|U.S. Classification||340/5.6, 235/384, 398/151, 340/10.4, 340/5.9, 340/5.2|
|International Classification||G07B15/02, G06Q10/00, G07F17/24, G07B15/04, G07G1/00|
|Cooperative Classification||G07B15/04, G07F17/24, G07G1/0045|
|European Classification||G07B15/04, G07G1/00C2, G07F17/24|
|Oct 5, 2000||AS||Assignment|
Owner name: PEPSIPARK U.S.A., INC., TEXAS
Free format text: ASSIGNMENT OF ASSIGNORS INTEREST;ASSIGNOR:LOFTUS, PATRICK DAVID;REEL/FRAME:011158/0605
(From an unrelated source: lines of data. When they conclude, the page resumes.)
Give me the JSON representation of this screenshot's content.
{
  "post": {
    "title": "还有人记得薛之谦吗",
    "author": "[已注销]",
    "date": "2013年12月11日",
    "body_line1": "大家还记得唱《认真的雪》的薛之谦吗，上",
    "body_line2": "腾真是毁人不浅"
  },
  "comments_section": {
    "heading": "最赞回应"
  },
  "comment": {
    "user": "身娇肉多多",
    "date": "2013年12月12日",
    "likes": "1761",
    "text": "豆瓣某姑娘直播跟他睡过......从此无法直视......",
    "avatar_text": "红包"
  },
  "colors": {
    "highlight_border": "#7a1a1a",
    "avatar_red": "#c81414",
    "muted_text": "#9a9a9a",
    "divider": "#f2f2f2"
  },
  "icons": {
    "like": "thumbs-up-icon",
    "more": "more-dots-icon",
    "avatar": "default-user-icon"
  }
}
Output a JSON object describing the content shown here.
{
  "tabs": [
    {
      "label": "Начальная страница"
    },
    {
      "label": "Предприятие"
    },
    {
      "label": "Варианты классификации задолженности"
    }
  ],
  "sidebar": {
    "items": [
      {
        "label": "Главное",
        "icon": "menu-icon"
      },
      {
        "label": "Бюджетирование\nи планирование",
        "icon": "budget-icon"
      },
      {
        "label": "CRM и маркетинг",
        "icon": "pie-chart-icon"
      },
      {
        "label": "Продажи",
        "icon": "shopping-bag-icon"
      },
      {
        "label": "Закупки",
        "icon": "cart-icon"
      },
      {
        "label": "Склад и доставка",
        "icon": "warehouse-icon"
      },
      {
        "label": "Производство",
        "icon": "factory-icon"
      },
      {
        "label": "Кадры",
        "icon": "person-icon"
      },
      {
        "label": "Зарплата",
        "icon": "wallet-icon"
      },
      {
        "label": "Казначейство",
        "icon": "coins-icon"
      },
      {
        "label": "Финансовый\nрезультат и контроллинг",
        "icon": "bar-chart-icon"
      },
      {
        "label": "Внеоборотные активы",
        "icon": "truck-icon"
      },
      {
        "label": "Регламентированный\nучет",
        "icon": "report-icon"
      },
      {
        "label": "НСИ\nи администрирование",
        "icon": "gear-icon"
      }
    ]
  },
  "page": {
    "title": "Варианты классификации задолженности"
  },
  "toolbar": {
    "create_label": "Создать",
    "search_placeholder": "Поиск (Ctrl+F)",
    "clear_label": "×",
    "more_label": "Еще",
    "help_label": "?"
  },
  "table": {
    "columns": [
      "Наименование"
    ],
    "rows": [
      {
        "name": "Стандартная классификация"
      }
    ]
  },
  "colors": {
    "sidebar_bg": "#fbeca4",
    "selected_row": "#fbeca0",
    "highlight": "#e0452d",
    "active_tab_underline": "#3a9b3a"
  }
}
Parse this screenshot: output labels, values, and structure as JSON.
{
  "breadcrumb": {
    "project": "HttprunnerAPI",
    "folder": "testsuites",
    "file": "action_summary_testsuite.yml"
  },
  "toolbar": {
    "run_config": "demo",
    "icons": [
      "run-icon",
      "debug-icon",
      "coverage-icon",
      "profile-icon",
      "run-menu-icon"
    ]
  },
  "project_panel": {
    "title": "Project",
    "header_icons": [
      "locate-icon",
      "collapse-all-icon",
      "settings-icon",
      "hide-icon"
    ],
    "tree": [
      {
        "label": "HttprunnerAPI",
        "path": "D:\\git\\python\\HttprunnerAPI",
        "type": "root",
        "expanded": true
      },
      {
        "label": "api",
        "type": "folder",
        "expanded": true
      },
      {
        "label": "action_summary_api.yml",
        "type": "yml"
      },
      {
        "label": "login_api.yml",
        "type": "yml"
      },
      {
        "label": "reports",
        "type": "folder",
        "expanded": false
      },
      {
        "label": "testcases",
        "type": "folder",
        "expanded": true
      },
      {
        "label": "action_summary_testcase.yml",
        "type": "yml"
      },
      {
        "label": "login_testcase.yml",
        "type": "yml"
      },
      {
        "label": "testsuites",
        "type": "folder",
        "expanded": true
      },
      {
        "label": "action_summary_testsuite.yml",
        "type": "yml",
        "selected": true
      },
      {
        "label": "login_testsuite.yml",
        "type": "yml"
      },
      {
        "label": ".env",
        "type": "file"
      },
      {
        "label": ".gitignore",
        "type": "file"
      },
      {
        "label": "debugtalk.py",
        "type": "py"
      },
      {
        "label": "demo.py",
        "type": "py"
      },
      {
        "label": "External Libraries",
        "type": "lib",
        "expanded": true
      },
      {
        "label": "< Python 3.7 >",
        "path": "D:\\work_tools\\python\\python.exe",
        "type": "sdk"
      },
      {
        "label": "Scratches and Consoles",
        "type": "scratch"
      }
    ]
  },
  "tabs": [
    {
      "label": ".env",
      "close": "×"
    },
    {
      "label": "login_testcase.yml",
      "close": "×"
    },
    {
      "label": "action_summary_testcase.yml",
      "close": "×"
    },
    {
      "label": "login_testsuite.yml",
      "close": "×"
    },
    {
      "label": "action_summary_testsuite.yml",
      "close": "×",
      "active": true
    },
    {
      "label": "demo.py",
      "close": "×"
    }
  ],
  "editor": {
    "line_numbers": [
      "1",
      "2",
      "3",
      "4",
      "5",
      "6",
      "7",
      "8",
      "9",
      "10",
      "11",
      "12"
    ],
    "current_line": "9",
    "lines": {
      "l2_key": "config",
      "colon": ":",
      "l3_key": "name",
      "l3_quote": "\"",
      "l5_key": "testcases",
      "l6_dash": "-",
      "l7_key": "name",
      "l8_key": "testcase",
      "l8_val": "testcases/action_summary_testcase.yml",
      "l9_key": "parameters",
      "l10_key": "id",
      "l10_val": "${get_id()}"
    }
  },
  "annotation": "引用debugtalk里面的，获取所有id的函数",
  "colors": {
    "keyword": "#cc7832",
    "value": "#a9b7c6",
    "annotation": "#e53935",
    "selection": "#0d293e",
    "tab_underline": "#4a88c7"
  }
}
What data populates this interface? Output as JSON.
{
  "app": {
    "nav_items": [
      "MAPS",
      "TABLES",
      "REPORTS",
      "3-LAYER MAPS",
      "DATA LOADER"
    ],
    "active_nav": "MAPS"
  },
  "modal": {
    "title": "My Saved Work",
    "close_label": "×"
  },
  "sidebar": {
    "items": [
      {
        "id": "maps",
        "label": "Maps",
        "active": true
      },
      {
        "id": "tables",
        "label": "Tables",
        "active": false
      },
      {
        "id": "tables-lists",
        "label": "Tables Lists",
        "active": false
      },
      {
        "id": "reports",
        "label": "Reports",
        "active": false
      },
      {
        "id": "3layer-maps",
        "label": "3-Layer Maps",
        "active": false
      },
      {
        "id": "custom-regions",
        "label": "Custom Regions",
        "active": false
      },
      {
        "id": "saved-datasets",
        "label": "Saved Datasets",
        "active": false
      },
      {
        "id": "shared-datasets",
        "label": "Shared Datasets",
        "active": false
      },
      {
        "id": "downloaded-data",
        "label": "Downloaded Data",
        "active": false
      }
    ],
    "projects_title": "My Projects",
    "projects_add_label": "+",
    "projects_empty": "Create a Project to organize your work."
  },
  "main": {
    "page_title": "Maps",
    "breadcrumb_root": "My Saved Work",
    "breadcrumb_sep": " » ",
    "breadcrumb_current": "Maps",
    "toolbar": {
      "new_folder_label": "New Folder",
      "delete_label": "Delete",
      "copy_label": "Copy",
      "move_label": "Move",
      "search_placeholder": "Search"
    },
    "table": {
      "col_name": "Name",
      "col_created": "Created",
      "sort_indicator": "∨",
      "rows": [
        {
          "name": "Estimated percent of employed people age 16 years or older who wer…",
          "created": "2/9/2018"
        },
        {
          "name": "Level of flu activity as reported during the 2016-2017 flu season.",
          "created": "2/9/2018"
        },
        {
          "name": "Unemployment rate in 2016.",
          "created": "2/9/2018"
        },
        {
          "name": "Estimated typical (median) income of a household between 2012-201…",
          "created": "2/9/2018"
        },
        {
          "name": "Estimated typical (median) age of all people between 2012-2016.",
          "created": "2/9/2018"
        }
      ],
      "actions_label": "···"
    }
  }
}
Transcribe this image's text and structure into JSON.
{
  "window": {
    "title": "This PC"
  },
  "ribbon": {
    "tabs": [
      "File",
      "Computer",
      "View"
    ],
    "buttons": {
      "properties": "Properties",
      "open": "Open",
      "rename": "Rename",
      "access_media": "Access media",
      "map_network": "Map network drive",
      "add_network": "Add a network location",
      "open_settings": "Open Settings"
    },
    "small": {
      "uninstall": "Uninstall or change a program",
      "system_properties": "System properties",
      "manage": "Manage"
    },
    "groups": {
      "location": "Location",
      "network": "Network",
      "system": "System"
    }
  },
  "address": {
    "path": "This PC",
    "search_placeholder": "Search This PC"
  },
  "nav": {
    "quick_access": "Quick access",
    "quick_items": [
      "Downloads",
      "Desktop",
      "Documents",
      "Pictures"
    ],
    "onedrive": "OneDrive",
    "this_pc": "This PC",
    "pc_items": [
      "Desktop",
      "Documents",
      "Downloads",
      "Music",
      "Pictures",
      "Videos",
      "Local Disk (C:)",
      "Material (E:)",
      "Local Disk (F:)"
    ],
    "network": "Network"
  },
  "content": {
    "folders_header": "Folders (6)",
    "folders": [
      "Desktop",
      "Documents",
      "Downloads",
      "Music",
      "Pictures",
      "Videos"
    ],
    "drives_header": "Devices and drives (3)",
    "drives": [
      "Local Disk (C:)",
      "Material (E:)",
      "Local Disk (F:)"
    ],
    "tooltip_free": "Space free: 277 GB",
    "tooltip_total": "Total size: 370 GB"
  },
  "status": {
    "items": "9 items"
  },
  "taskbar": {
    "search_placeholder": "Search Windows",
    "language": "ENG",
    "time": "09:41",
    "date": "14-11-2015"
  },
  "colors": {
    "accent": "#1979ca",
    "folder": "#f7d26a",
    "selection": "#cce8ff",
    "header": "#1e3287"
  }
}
Effective date: 19980708
|Jul 21, 2006||FPAY||Fee payment|
Year of fee payment: 4
|Jun 30, 2010||FPAY||Fee payment|
Year of fee payment: 8
|Apr 22, 2014||FPAY||Fee payment|
Year of fee payment: 12